data, a burden is placed on the user to consider the orientation of the data
set when writing functions; axes are considered more or less equivalent (except
when C- or Fortran-contiguousness matters for performance). In pandas, the axes
are intended to lend more semantic meaning to the data; i.e., for a particular
data set, there is likely to be a "right" way to orient the data. The goal,
then, is to reduce the amount of mental effort required to code up data
transformations in downstream functions.
For example, with tabular data (DataFrame) it is more semantically helpful to
think of the **index** (the rows) and the **columns** rather than axis 0 and
axis 1. Iterating through the columns of the DataFrame thus results in more
readable code:
::
for col in df.columns:
series = df[col]
# do something with series
Mutability and copying of data
------------------------------
All pandas data structures are value-mutable (the values they contain can be
altered) but not always size-mutable. The length of a Series cannot be
changed, but, for example, columns can be inserted into a DataFrame. However,
the vast majority of methods produce new objects and leave the input data
untouched. In general we like to **favor immutability** where sensible.
Getting support
---------------
The first stop for pandas issues and ideas is the `GitHub Issue Tracker
`__. If you have a general question,
pandas community experts can answer through `Stack Overflow
`__.
Community
---------
pandas is actively supported today by a community of like-minded individuals around
the world who contribute their valuable time and energy to help make open source
pandas possible. Thanks to `all of our contributors `__.
If you're interested in contributing, please visit the :ref:`contributing guide `.
pandas is a `NumFOCUS `__ sponsored project.
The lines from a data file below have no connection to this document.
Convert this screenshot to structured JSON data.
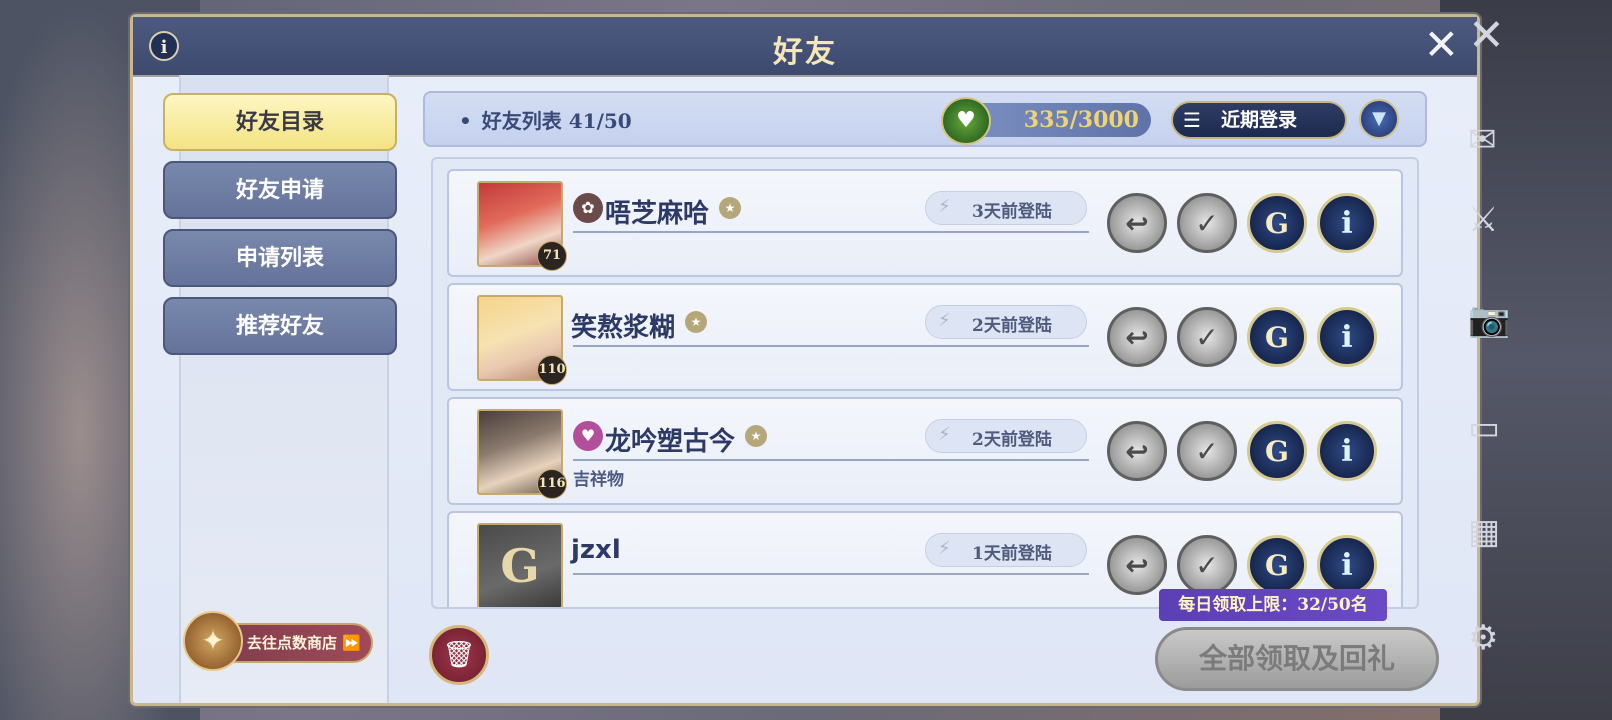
{
  "title": "好友",
  "tabs": [
    {
      "label": "好友目录",
      "active": true
    },
    {
      "label": "好友申请",
      "active": false
    },
    {
      "label": "申请列表",
      "active": false
    },
    {
      "label": "推荐好友",
      "active": false
    }
  ],
  "shop_button": {
    "label": "去往点数商店"
  },
  "header": {
    "friend_count_label": "好友列表 41/50",
    "points": "335/3000",
    "sort_label": "近期登录"
  },
  "friends": [
    {
      "name": "唔芝麻哈",
      "level": "71",
      "login": "3天前登陆",
      "subtitle": ""
    },
    {
      "name": "笑熬浆糊",
      "level": "110",
      "login": "2天前登陆",
      "subtitle": ""
    },
    {
      "name": "龙吟塑古今",
      "level": "116",
      "login": "2天前登陆",
      "subtitle": "吉祥物"
    },
    {
      "name": "jzxl",
      "level": "",
      "login": "1天前登陆",
      "subtitle": ""
    }
  ],
  "claim_tip": "每日领取上限：32/50名",
  "claim_all_label": "全部领取及回礼",
  "icons": {
    "close": "close-icon",
    "info": "info-icon",
    "delete": "trash-icon",
    "sort": "sort-icon",
    "dropdown": "chevron-down-icon"
  },
  "colors": {
    "title_bar": "#3d4a6e",
    "active_tab": "#f3e383",
    "inactive_tab": "#65739a",
    "points_text": "#f1d472",
    "tip_bg": "#5b3fb5"
  }
}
This will help ensure the success of the development of pandas as a world-class open-source
project and makes it possible to `donate `__ to the project.
Project governance
------------------
The governance process that pandas project has used informally since its inception in 2008 is formalized in `Project Governance documents `__.
The documents clarify how decisions are made and how the various elements of our community interact, including the relationship between open source collaborative development and work that may be funded by for-profit or non-profit entities.
Wes McKinney is the Benevolent Dictator for Life (BDFL).
Development team
-----------------
The list of the Core Team members and more detailed information can be found on the `pandas website `__.
Institutional partners
----------------------
The information about current institutional partners can be found on `pandas website page `__.
License
-------
.. literalinclude:: ../../../LICENSE